Monitor for development of FVIII and VWF inhibitors. Perform appropriate assays to determine if FVIII and/or VWF inhibitor(s) are present if bleeding is not controlled with expected dose of ALPHANATE.

The most frequent adverse drug reactions reported with ALPHANATE in >1% of infusions were pruritus, headache, back pain, paresthesia, respiratory distress, facial edema, pain, rash, and chills.

Please see full Prescribing Information for ALPHANATE.

You are encouraged to report negative side effects of prescription drugs to the FDA. Visit www.fda.gov/medwatch or call 1.800.FDA.1088.

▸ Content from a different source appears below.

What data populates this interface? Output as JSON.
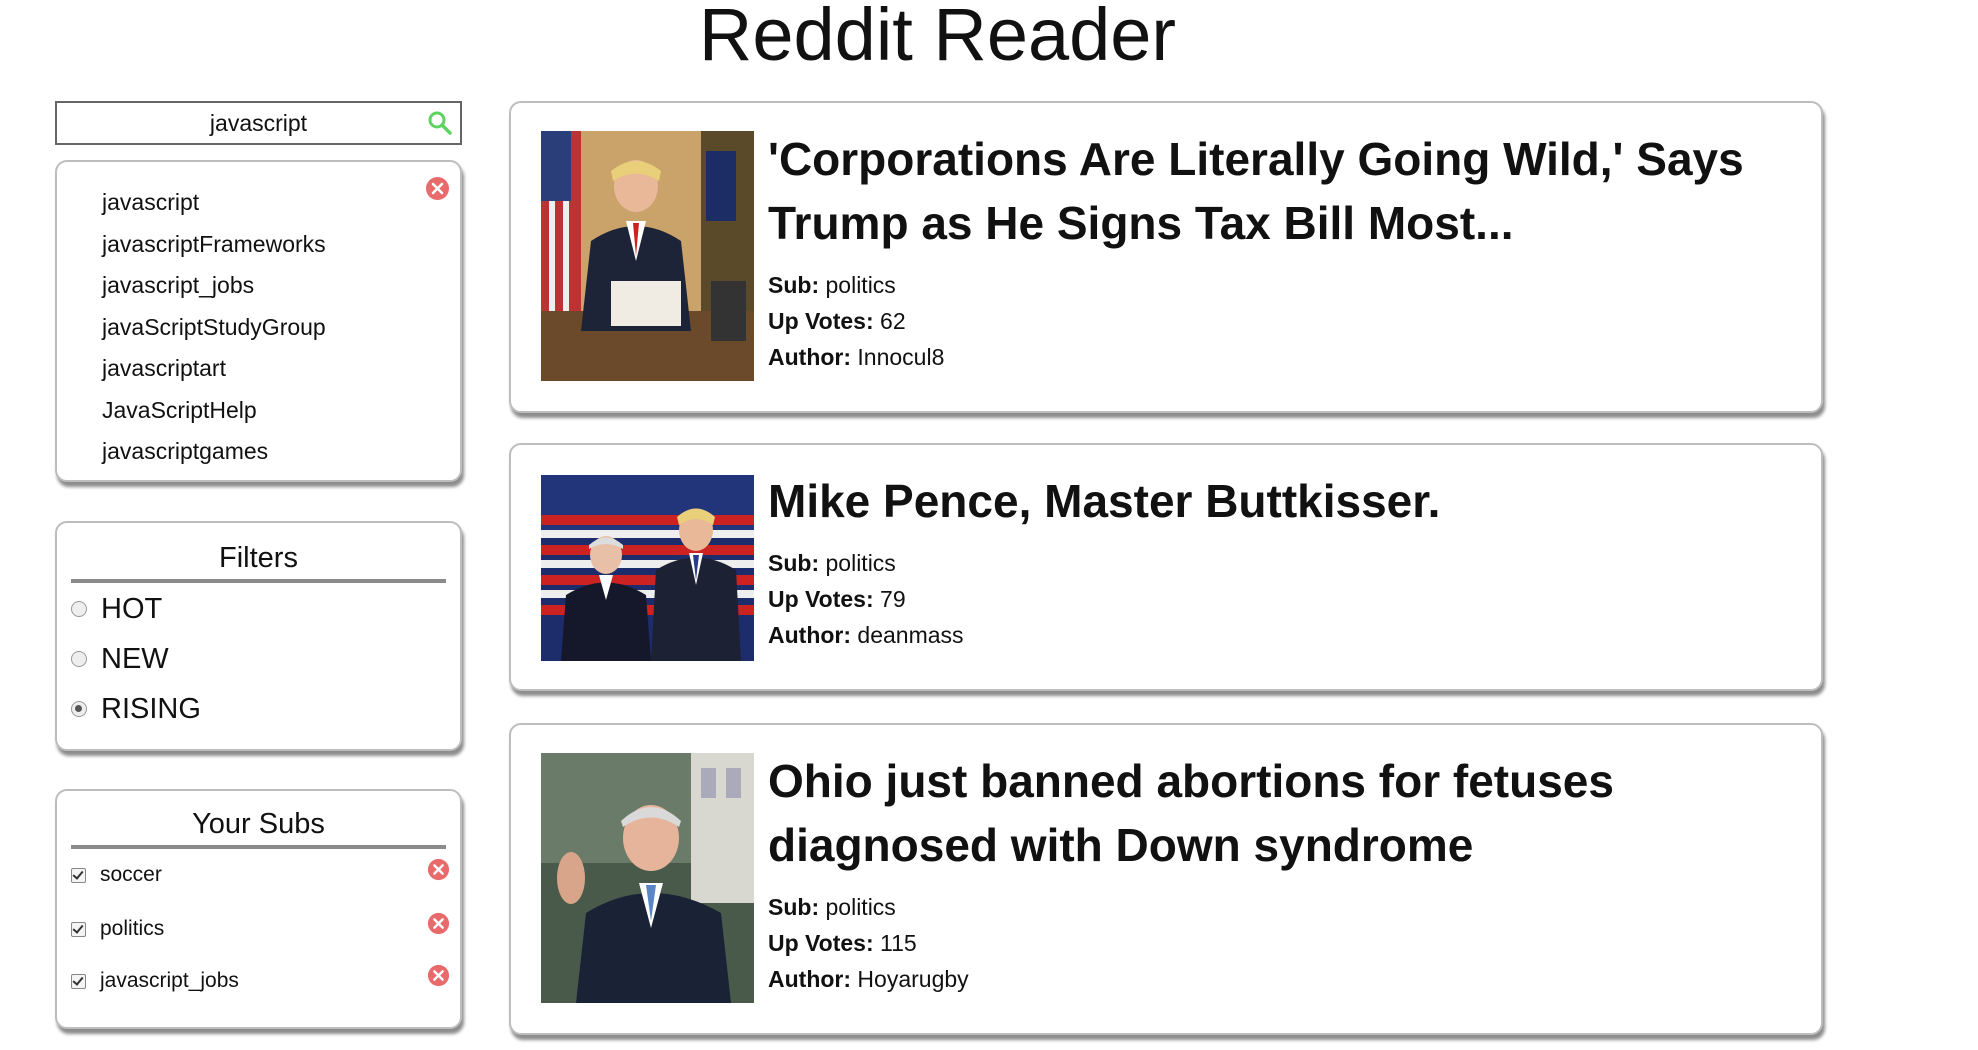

  1. ALPHANATE® (antihemophilic factor/von Willebrand factor complex [human]) Prescribing Information. Grifols.
  2. Hemophilia A (factor VIII deficiency). National Hemophilia Foundation Website. https://www.hemophilia.org/bleeding-disorders-a-z/types/hemophilia-a. Accessed August 31, 2022.
  3. Von Willebrand Disease. National Hemophilia Foundation website. https://www.hemophilia.org/bleeding-disorders-a-z/types/von-willebrand-disease. Accessed August 31, 2022.
  4. Federici AB, Mannucci PM. Ann Med. 2007;39(5):346-358.
  5. Franchini M, Lippi G. Thromb Haemost. 2010;104:931-940.
  6. Lacroix-Desmazes S, et al. Blood. 2008;112(2):240-249.